WII senior scientist Y V Jhala took it a step further: "Such a cat has never been photo-captured anywhere in the world. Identifying a species from camera trap images is very difficult but after consulting other scientists here we have decided to go with `leopard cat melanistic` . We have laid camera traps inside the core area of Sunderbans, too, which will help us know if the species is common in this part of the world."

Peter Jackson, a senior member of the International Union for Conservation of Nature cat specialist group, had earlier failed to identify the species. "Only then, the forest department decided to send the photographs to WII," said WWF-India`s Sunderbans chapter head Anurag Danda.

The cat spotted in the camera traps in Raidighi is bigger than a wild cat and smaller than a leopard, say sources. "We have never seen any animal like this in the Sunderbans. Apart from the 18 tigers, scores of other cats, including jungle and fishing cats, were found during the camera exercise , which was done outside the reserve area for the first time. Most of them were expected till we came upon two sightings of a black cat with a long tail on February 26," added Vyas.
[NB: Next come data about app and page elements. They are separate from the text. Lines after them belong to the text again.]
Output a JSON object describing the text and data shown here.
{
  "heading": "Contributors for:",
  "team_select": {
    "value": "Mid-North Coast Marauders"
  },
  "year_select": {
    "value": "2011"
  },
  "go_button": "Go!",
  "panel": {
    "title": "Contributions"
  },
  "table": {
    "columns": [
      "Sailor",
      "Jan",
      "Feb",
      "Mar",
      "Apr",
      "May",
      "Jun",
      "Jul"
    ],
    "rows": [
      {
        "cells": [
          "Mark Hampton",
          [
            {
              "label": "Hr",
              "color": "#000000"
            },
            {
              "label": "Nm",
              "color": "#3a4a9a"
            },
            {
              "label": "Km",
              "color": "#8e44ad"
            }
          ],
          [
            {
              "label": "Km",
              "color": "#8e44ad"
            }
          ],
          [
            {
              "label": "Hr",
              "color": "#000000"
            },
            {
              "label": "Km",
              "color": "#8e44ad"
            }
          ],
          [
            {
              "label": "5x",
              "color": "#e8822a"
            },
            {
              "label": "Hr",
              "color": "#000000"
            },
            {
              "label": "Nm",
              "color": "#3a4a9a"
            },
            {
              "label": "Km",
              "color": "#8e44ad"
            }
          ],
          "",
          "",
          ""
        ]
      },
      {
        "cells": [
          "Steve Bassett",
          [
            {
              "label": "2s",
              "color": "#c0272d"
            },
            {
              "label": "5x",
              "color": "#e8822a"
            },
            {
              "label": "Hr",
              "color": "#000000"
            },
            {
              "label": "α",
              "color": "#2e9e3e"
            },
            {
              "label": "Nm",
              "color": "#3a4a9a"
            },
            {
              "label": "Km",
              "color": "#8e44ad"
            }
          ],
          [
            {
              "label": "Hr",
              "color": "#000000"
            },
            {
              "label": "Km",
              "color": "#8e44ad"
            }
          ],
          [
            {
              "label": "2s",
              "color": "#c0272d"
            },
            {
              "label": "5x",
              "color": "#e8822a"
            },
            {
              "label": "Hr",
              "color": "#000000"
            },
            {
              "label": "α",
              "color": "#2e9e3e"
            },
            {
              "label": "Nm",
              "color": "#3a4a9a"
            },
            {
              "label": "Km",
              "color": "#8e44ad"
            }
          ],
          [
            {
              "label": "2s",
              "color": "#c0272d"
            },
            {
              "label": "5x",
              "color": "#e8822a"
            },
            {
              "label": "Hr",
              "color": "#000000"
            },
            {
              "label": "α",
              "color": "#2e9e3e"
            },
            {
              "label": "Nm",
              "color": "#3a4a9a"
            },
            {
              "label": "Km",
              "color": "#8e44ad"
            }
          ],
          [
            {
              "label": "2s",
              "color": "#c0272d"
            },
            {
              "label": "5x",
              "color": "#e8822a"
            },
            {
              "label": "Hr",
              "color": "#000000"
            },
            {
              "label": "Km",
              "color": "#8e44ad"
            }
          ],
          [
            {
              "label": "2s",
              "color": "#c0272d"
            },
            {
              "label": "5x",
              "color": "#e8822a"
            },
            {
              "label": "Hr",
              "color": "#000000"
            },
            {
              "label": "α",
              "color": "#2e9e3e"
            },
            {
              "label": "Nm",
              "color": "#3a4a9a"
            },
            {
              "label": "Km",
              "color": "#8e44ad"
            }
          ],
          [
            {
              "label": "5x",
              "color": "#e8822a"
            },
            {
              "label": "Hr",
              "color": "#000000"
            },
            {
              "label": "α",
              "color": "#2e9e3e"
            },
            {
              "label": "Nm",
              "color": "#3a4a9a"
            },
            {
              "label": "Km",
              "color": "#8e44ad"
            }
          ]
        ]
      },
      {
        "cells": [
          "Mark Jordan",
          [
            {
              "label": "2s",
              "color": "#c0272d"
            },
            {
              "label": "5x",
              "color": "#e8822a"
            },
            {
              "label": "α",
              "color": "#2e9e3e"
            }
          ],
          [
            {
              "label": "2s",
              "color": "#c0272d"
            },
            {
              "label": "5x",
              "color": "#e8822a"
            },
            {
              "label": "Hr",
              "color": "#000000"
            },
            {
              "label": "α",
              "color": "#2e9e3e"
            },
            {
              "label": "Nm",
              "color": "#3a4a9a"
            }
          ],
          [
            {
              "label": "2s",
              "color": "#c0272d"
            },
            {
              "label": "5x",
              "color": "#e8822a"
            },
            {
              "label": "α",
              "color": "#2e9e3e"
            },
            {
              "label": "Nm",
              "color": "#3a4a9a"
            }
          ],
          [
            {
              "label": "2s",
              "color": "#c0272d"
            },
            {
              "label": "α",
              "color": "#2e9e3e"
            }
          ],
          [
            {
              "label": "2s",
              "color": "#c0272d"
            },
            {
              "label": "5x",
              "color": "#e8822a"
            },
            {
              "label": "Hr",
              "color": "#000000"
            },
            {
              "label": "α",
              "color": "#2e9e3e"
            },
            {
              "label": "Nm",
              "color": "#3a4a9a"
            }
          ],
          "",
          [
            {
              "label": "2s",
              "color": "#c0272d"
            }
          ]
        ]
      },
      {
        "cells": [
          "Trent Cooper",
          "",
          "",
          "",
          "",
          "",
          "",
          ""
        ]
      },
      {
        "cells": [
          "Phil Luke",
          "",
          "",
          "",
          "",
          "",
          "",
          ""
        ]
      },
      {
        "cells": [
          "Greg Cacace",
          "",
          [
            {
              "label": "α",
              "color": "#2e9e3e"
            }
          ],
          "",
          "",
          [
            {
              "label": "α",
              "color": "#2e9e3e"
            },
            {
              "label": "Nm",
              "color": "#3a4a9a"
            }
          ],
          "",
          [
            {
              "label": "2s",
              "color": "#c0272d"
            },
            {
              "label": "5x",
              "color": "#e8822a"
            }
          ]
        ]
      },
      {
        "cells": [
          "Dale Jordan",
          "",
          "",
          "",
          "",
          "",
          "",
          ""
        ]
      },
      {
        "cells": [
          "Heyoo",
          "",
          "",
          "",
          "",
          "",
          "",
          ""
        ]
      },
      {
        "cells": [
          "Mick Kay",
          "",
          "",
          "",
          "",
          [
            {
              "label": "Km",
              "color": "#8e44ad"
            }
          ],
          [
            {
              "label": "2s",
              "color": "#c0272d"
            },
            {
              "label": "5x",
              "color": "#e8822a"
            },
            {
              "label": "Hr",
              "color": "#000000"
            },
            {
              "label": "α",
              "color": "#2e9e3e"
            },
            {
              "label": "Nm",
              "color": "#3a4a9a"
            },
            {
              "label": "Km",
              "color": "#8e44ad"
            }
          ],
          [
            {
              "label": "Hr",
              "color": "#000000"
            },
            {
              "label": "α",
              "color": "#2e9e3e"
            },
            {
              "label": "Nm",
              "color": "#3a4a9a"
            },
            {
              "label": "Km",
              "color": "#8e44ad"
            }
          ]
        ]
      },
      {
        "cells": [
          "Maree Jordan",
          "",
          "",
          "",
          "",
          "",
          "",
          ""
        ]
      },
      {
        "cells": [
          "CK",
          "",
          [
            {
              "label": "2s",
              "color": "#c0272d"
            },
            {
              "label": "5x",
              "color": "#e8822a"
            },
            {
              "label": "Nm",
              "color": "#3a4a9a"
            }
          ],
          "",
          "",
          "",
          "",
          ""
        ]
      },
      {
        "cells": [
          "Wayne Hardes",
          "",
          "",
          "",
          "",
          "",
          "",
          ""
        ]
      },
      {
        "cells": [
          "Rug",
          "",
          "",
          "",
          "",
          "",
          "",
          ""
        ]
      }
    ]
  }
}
WII scientists said the identification process was not easy. "The tail was crucial. We thought it was a fishing cat melanistic or a marbled cat. However, after discussions with other carnivore experts we decided to identify it as a black leopard cat," said WII senior scientist V B Mathur.

A fishing cat`s tail can be a third of its body length, whereas the tail of a leopard cat can be half the length of its body.